Stony corals use a refined built-in ventilation system to protect themselves from environmental stressors
Dying reefs and once-vibrant corals that have since lost all colour: climate change is having massive effects on the architects of undersea cities. As waters grow warmer, the phenomenon of “coral bleaching” continues to spread. Yet not all corals are equally susceptible. An international team led by Cesar Pacherres and Moritz Holtappels from the Alfred Wegener Institute, Helmholtz Centre for Polar and Marine Research (AWI) in Bremerhaven and Soeren Ahmerkamp from the Max Planck Institute for Marine Microbiology in Bremen may have found the explanation: using minuscule filaments (cilia), corals can influence the currents in their immediate vicinity, protecting themselves from harmful oxygen concentrations, as the experts report in the journal Current Biology.
Coral reefs are not only one of the most biodiverse ecosystems on our planet; they are also among the most economically important ones. “For example, they’re extremely important for fishing and tourism,” says Moritz Holtappels. “And as wave breakers, they provide essential services for coastal management.” Accordingly, the experts are very concerned about the current status of these valuable undersea cities, which are simultaneously facing a variety of threats: the overfertilization and acidification of the ocean, as well as overly intensive fishing. Making matters worse, climate change is increasingly leading to the dreaded “coral bleaching”.
This happens when the water gets too warm for the reef-builders. Most of the small polyps that create these impressive calcium carbonate formations live in symbiosis with algae belonging to the dinoflagellates. They offer these organisms protection, and in return receive energy-rich sugar and other products that their “flatmates” produce from carbon dioxide and water with the aid of sunlight. But this process, known as photosynthesis, can become problematic when temperatures climb too high. Instead of providing the corals with energy, the algae release harmful substances. In response, the polyps “evict” them, causing the corals to lose their colour – and in many cases, to die off completely. “But this doesn’t happen to all the corals in a reef,” Cesar Pacherres explains. “Some bleach out quickly, others, not at all.” What explains the difference in responses?
In order to find out, the researchers took a closer look at the complex relationship between the stony coral Porites lutea and its green neighbours. Apparently, one problem facing this underwater “shared flat” is that the algae’s photosynthesis releases large amounts of oxygen. Although vital for most flora and fauna, too much oxygen can be dangerous, particularly in warm water. When the concentration is too high, the algae’s photosynthesis organ increasingly processes oxygen instead of carbon dioxide. This is not only less efficient in terms of generating energy; it also produces dangerous oxygen radicals, which can harm cells. “When there’s too much sunlight, it’s hard for corals to get rid of this surplus oxygen,” says Pacherres. “Low water movement and high temperatures worsen this effect, known as oxidative stress, which is widely considered to be the main cause of coral bleaching.”
Using innovative new methods, the experts followed the oxygen’s trail.
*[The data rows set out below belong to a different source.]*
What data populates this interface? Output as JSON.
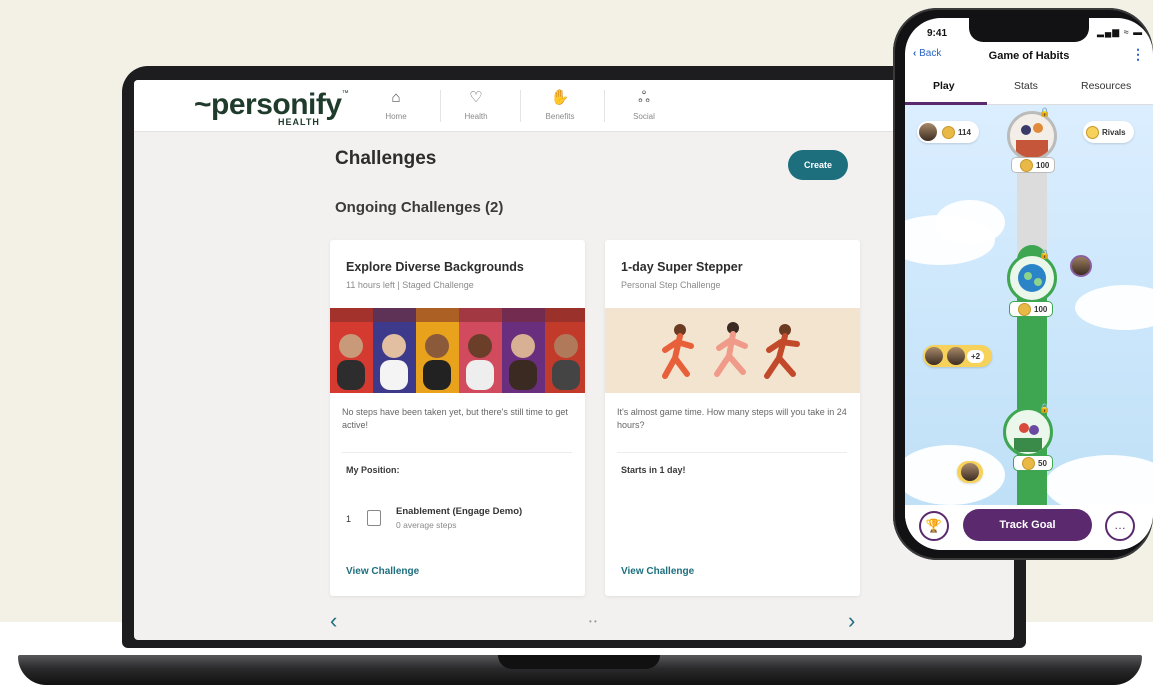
{
  "logo": {
    "word": "~personify",
    "tm": "™",
    "sub": "HEALTH"
  },
  "nav": [
    {
      "label": "Home",
      "icon": "home-icon",
      "glyph": "⌂"
    },
    {
      "label": "Health",
      "icon": "heart-icon",
      "glyph": "♡"
    },
    {
      "label": "Benefits",
      "icon": "hand-heart-icon",
      "glyph": "✋"
    },
    {
      "label": "Social",
      "icon": "people-icon",
      "glyph": "ஃ"
    }
  ],
  "page": {
    "title": "Challenges",
    "create_label": "Create",
    "section_title": "Ongoing Challenges (2)"
  },
  "cards": [
    {
      "title": "Explore Diverse Backgrounds",
      "subtitle": "11 hours left | Staged Challenge",
      "description": "No steps have been taken yet, but there's still time to get active!",
      "section_label": "My Position:",
      "rank": "1",
      "participant": "Enablement (Engage Demo)",
      "participant_steps": "0 average steps",
      "link": "View Challenge"
    },
    {
      "title": "1-day Super Stepper",
      "subtitle": "Personal Step Challenge",
      "description": "It's almost game time. How many steps will you take in 24 hours?",
      "section_label": "Starts in 1 day!",
      "link": "View Challenge"
    }
  ],
  "pager": {
    "prev": "‹",
    "next": "›",
    "dots": "• •"
  },
  "phone": {
    "time": "9:41",
    "status_icons": "▂▄▆ ≈ ▬",
    "back_label": "Back",
    "title": "Game of Habits",
    "menu_glyph": "⋮",
    "tabs": [
      "Play",
      "Stats",
      "Resources"
    ],
    "active_tab": "Play",
    "player_coins": "114",
    "rivals_label": "Rivals",
    "node_coins": [
      "100",
      "100",
      "50"
    ],
    "extra_players": "+2",
    "track_goal_label": "Track Goal",
    "trophy_glyph": "🏆",
    "chat_glyph": "…"
  },
  "colors": {
    "teal": "#1d6f7e",
    "purple": "#5b2a6e",
    "green": "#3ea650",
    "brand": "#1f3b2c"
  }
}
What they learned: the algae producing the oxygen were by no means uniformly distributed among the corals examined. The algae were far denser in some areas than in others. “We expected to find the highest oxygen concentrations in the water above these photosynthesis hotspots,” says Soeren Ahmerkamp. “But much to our surprise, just the opposite was true.”
This finding contradicts the conventional theory regarding mass transfer between corals and their environs: until recently, the assumption had been that, once released substances left the tissue in question, they simply moved from regions with higher concentrations to those with lower concentrations via diffusion. But if that were true, the researchers should have found the highest oxygen concentrations where the most oxygen was produced. The only explanation for a different pattern is if the corals actively transport the element elsewhere. And thanks to cutting-edge surveillance technologies, they now know exactly how it’s done.
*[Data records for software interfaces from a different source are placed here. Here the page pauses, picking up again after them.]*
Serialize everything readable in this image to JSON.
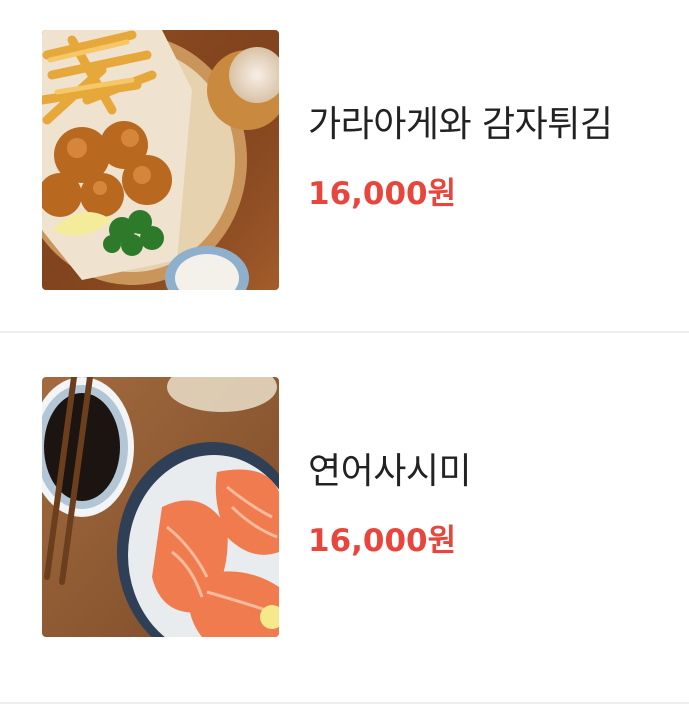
{
  "theme": {
    "accent": "#e8453c",
    "divider": "#eeeeee"
  },
  "menu": {
    "items": [
      {
        "name": "가라아게와 감자튀김",
        "price": "16,000원",
        "image": "karaage-fries-photo"
      },
      {
        "name": "연어사시미",
        "price": "16,000원",
        "image": "salmon-sashimi-photo"
      }
    ]
  }
}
“The trick is that the tiny hairs, or cilia, on the corals’ surface, when moved in unison, create small eddies,” Ahmerkamp explains. In this way, the polyps can shape local currents in order to specifically ventilate those areas that are rich in algae. To do so, they direct oxygen-poor water from above to those areas with the highest algal densities, where it becomes charged with oxygen. In turn, the upward portion of the eddy produced flows away from the corals and releases its load higher up in the water column. Using a computer model, the researchers simulated the interplay between diffusion and ciliary action on the corals’ surface. As the simulation shows, by producing these local eddies near the algae, stony corals can cut the area of their surface exposed to critical oxygen concentrations in half.
“Accordingly, these sessile corals aren’t completely at the mercy of their marine environment, as was previously believed,” summarises Moritz Holtappels. Influencing the mass transfer with their surroundings in a targeted manner, and fanning away surplus oxygen, can be vital for these organisms – especially those growing in waters with little or no current. However, most likely not all corals have such a refined ventilation system. This could explain why some undergo more extreme bleaching than others in response to adverse conditions.